Do what works for you, but also remember that after the funeral, people go back into their everyday lives. Their life has not changed as much as yours has and they will have no idea how upset or how deep the hurt goes unless they have experienced a similar loss. It is in this time that those that say, “Reach out if you need me”. Remember they are still there for you, as lots of people assume that you will and they will leave you alone as they will assume you are okay if you are not reaching out. Reach out for support and an ear to bend. Accept help as those that love and care for you really will wish to help.
For those that are reading this that wish to support a loved one, a friend or someone you know is hurting but you do not wish to push in to a situation, I did receive a message from someone who got it just right. She sent me a message saying “Please do not feel you have to respond to this text; I know you have a lot on but just want you to know that I am here if you need me.”
That instantly took away all pressure for me to respond, as believe me you will not wish to talk to all.
Remember the golden rules:
- There is no time frame to grief
- There are no rules to grief
- Do not let anyone tell you how to grieve
- Get your tears out and allow yourself time to cry
- Bo not be ashamed of your tears
- Be kind to yourself.
- Do not feel you cannot ask for help, as you can.
- Please consider bereavement counselling if you think it will help you.
On a practical level, please ensure that you eat/drink and look after your health.
After Mike's death I found a message on the voice recorder in my phone, one that I did not know he had done. He simply said in it “I love you” and that to this day means so much to me. It had been there for months before I found it but my point here is maybe we should all take a leaf out of his book and leave little messages for our loved ones to cherish.
We each have to wake up each day and put one foot in front of the other and it’s even more important when you are grieving as you need a focus and a purpose. My children helped me hugely through my grief; they were grieving too. My parents helped massively and held my hand, especially those first three weeks. Even now looking back I feel the tears well up, but this again is normal. My point is that with great love there will be great pain, one of you will hurt but to feel that love is worth the pain. My reason for getting out of bed in the mornings was the family that I have. They are my purpose. You just have to find yours.

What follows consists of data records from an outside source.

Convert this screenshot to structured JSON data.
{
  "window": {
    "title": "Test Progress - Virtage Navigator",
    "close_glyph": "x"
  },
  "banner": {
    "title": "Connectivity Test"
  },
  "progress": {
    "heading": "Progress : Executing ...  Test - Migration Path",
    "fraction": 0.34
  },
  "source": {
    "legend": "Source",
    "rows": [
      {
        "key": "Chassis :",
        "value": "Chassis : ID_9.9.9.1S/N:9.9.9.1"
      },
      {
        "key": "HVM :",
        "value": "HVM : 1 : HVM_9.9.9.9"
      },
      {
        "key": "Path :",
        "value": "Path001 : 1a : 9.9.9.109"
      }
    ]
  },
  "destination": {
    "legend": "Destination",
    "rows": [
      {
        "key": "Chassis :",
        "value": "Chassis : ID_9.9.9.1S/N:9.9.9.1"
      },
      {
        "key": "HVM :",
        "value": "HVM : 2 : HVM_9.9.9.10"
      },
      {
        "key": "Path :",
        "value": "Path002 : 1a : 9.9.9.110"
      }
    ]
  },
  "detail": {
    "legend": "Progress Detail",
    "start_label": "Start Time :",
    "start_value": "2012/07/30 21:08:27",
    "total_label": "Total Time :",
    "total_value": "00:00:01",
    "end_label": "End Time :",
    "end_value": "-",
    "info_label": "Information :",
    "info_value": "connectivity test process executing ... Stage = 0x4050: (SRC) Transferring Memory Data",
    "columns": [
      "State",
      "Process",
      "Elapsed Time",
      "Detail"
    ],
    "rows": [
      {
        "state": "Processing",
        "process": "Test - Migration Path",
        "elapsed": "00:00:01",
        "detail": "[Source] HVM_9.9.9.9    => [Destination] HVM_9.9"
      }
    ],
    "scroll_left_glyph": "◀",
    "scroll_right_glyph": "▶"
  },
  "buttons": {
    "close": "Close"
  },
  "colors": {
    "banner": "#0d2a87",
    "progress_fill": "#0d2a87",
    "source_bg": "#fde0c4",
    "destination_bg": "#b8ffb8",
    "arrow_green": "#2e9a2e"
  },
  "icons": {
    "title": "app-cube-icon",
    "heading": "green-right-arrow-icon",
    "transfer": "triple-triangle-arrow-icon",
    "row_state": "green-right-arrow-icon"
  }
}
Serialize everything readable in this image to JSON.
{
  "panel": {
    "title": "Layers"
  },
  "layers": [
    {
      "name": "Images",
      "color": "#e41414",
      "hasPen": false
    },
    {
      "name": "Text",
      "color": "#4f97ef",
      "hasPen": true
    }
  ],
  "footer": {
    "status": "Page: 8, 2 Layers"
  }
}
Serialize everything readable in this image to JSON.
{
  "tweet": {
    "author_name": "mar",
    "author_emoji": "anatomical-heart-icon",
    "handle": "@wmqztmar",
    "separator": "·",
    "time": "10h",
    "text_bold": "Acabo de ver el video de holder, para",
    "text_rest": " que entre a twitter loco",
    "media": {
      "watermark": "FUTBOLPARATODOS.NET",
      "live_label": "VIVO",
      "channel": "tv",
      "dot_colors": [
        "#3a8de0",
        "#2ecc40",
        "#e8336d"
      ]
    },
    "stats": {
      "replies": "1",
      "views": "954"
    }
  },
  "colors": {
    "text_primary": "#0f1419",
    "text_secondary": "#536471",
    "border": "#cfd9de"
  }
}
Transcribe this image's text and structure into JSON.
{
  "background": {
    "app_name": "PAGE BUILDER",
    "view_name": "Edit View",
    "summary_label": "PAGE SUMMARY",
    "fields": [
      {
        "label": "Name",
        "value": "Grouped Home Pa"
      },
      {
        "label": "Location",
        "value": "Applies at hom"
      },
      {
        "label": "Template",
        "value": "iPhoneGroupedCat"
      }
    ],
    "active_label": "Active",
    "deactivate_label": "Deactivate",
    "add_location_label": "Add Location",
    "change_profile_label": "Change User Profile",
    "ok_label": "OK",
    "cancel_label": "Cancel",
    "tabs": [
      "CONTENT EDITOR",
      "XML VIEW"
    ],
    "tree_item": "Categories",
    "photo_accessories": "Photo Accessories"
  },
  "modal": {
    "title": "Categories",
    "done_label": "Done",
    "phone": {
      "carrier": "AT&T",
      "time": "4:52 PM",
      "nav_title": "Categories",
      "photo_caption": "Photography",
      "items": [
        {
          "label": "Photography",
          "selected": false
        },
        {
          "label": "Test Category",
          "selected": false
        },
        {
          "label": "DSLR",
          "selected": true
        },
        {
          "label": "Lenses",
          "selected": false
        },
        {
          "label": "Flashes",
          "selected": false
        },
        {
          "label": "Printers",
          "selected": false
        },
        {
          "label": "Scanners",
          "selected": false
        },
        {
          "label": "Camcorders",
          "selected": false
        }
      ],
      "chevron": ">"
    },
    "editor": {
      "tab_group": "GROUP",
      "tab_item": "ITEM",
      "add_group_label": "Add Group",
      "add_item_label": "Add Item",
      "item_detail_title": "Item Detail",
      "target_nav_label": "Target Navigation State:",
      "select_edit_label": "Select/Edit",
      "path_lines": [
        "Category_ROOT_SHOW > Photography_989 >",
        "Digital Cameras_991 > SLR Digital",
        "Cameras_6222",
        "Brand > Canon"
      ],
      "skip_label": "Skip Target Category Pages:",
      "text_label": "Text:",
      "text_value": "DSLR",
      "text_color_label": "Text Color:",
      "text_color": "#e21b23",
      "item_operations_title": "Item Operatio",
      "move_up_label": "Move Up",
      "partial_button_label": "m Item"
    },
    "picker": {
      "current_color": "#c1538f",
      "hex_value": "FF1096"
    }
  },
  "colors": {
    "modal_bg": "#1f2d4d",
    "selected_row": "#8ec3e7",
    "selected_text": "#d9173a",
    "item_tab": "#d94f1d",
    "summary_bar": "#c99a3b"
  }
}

I hope this blog article, even though things are personal in here and close to my heart, helps you or someone you know.
Shelly - Pin 600333